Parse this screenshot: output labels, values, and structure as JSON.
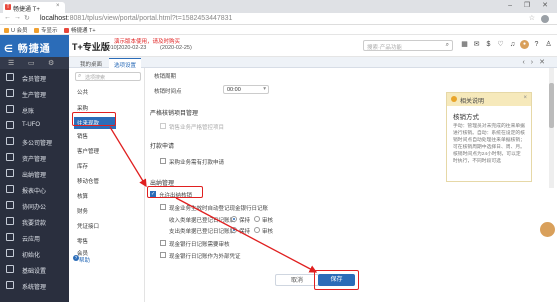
{
  "browser": {
    "tab_title": "畅捷通 T+",
    "tab_close": "×",
    "win_controls": "– ❐ ✕",
    "url_host": "localhost",
    "url_path": ":8081/tplus/view/portal/portal.html?t=1582453447831",
    "bookmarks": [
      "U 会员",
      "专显示",
      "畅捷通 T+"
    ]
  },
  "header": {
    "logo": "畅捷通",
    "product": "T+专业版",
    "demo_note": "演示版本使用，请及时购买",
    "demo_date1": "[010]2020-02-23",
    "demo_date2": "(2020-02-25)",
    "search_placeholder": "搜索·产品功能"
  },
  "leftnav": {
    "items": [
      "会员管理",
      "生产管理",
      "总账",
      "T-UFO",
      "多公司管理",
      "资产管理",
      "出纳管理",
      "报表中心",
      "协同办公",
      "我要贷款",
      "云应用",
      "初始化",
      "基础设置",
      "系统管理"
    ]
  },
  "tabs": [
    "我的桌面",
    "选项设置"
  ],
  "subnav": {
    "search_placeholder": "选项搜索",
    "items": [
      "公共",
      "采购",
      "往来现款",
      "销售",
      "客户管理",
      "库存",
      "移动仓管",
      "核算",
      "财务",
      "凭证接口",
      "零售",
      "会员"
    ],
    "active_index": 2,
    "help": "帮助"
  },
  "content": {
    "rows": {
      "period_label": "核销周期",
      "time_label": "核销时间点",
      "time_value": "00:00",
      "sec_strict": "严格核销项目管理",
      "strict_opt": "销售业务严格管控项目",
      "sec_apply": "打款申请",
      "apply_opt": "采购业务需有打款申请",
      "sec_cashier": "出纳管理",
      "auto_cashier": "允许出纳核销",
      "auto_opt1": "现金业务生效时自动登记现金银行日记账",
      "income_label": "收入类单据已登记日记账后",
      "opt_keep": "保持",
      "opt_audit": "审核",
      "expense_label": "支出类单据已登记日记账后",
      "cash_opt": "现金银行日记账需要审核",
      "cash_opt2": "现金银行日记账作为外部凭证"
    }
  },
  "help_panel": {
    "title": "相关说明",
    "subtitle": "核销方式",
    "body": "手动：管理员对未完成的往来单据进行核销。自动：系统在设定的核销时间点自动处理往来单据核销；可在核销周期中选择日、周、月。核销时间点为24小时制，可以定时执行，不同时段可选"
  },
  "buttons": {
    "cancel": "取消",
    "save": "保存"
  },
  "colors": {
    "brand_blue": "#2b6cb8",
    "highlight_red": "#e02020",
    "nav_bg": "#2a2f3e"
  }
}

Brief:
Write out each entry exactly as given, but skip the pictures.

Answer to the problem:
Parse this screenshot: output labels, values, and structure as JSON.
{
  "browser": {
    "tab_title": "畅捷通 T+",
    "tab_close": "×",
    "win_controls": "– ❐ ✕",
    "url_host": "localhost",
    "url_path": ":8081/tplus/view/portal/portal.html?t=1582453447831",
    "bookmarks": [
      "U 会员",
      "专显示",
      "畅捷通 T+"
    ]
  },
  "header": {
    "logo": "畅捷通",
    "product": "T+专业版",
    "demo_note": "演示版本使用，请及时购买",
    "demo_date1": "[010]2020-02-23",
    "demo_date2": "(2020-02-25)",
    "search_placeholder": "搜索·产品功能"
  },
  "leftnav": {
    "items": [
      "会员管理",
      "生产管理",
      "总账",
      "T-UFO",
      "多公司管理",
      "资产管理",
      "出纳管理",
      "报表中心",
      "协同办公",
      "我要贷款",
      "云应用",
      "初始化",
      "基础设置",
      "系统管理"
    ]
  },
  "tabs": [
    "我的桌面",
    "选项设置"
  ],
  "subnav": {
    "search_placeholder": "选项搜索",
    "items": [
      "公共",
      "采购",
      "往来现款",
      "销售",
      "客户管理",
      "库存",
      "移动仓管",
      "核算",
      "财务",
      "凭证接口",
      "零售",
      "会员"
    ],
    "active_index": 2,
    "help": "帮助"
  },
  "content": {
    "rows": {
      "period_label": "核销周期",
      "time_label": "核销时间点",
      "time_value": "00:00",
      "sec_strict": "严格核销项目管理",
      "strict_opt": "销售业务严格管控项目",
      "sec_apply": "打款申请",
      "apply_opt": "采购业务需有打款申请",
      "sec_cashier": "出纳管理",
      "auto_cashier": "允许出纳核销",
      "auto_opt1": "现金业务生效时自动登记现金银行日记账",
      "income_label": "收入类单据已登记日记账后",
      "opt_keep": "保持",
      "opt_audit": "审核",
      "expense_label": "支出类单据已登记日记账后",
      "cash_opt": "现金银行日记账需要审核",
      "cash_opt2": "现金银行日记账作为外部凭证"
    }
  },
  "help_panel": {
    "title": "相关说明",
    "subtitle": "核销方式",
    "body": "手动：管理员对未完成的往来单据进行核销。自动：系统在设定的核销时间点自动处理往来单据核销；可在核销周期中选择日、周、月。核销时间点为24小时制，可以定时执行，不同时段可选"
  },
  "buttons": {
    "cancel": "取消",
    "save": "保存"
  },
  "colors": {
    "brand_blue": "#2b6cb8",
    "highlight_red": "#e02020",
    "nav_bg": "#2a2f3e"
  }
}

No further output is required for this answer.